Work order
Look for "caption" in each line of the records, and copy the lines that have it.

····················

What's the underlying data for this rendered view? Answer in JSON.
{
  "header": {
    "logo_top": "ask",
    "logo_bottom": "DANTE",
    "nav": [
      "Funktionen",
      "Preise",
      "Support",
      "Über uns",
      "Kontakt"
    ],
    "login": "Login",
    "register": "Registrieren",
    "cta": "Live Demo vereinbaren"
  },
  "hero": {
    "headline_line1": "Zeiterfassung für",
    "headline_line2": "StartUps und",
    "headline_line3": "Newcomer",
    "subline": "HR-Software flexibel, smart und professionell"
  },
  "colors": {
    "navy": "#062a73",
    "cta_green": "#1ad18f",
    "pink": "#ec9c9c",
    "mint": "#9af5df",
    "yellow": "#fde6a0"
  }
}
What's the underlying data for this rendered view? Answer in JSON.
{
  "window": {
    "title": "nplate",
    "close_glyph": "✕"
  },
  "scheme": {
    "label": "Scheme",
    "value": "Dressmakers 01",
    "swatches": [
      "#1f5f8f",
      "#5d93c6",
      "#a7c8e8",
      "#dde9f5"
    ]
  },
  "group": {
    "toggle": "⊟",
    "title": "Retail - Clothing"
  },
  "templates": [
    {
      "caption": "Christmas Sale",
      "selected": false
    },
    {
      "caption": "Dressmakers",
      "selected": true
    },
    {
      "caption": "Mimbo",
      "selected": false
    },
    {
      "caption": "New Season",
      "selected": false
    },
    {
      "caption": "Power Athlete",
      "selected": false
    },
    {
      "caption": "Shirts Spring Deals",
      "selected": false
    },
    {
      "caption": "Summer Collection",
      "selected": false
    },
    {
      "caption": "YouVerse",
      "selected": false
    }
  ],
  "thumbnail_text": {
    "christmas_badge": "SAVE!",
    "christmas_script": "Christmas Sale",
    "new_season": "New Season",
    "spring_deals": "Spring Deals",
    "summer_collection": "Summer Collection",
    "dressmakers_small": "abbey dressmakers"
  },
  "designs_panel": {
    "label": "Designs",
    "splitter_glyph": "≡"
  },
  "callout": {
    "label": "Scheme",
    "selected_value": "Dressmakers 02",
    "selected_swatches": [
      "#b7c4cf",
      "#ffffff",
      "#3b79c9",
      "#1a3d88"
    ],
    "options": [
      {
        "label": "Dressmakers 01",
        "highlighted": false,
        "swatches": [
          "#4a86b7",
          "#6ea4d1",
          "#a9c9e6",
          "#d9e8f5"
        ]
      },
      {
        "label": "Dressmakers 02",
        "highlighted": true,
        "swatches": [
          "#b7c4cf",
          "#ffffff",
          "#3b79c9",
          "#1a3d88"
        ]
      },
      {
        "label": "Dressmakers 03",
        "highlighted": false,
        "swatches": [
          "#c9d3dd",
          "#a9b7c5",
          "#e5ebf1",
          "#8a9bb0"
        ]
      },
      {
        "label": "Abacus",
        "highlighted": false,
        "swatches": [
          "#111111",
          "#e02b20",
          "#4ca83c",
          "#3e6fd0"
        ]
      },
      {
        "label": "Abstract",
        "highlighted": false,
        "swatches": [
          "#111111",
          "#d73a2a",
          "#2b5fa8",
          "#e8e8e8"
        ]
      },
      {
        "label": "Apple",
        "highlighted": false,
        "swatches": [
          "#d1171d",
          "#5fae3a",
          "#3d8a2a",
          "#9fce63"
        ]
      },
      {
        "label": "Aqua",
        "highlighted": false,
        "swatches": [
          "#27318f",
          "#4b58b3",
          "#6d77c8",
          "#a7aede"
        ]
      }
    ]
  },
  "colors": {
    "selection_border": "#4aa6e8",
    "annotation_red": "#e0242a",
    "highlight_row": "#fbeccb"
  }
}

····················

Your solution
      "caption": "Christmas Sale",
      "caption": "Dressmakers",
      "caption": "Mimbo",
      "caption": "New Season",
      "caption": "Power Athlete",
      "caption": "Shirts Spring Deals",
      "caption": "Summer Collection",
      "caption": "YouVerse",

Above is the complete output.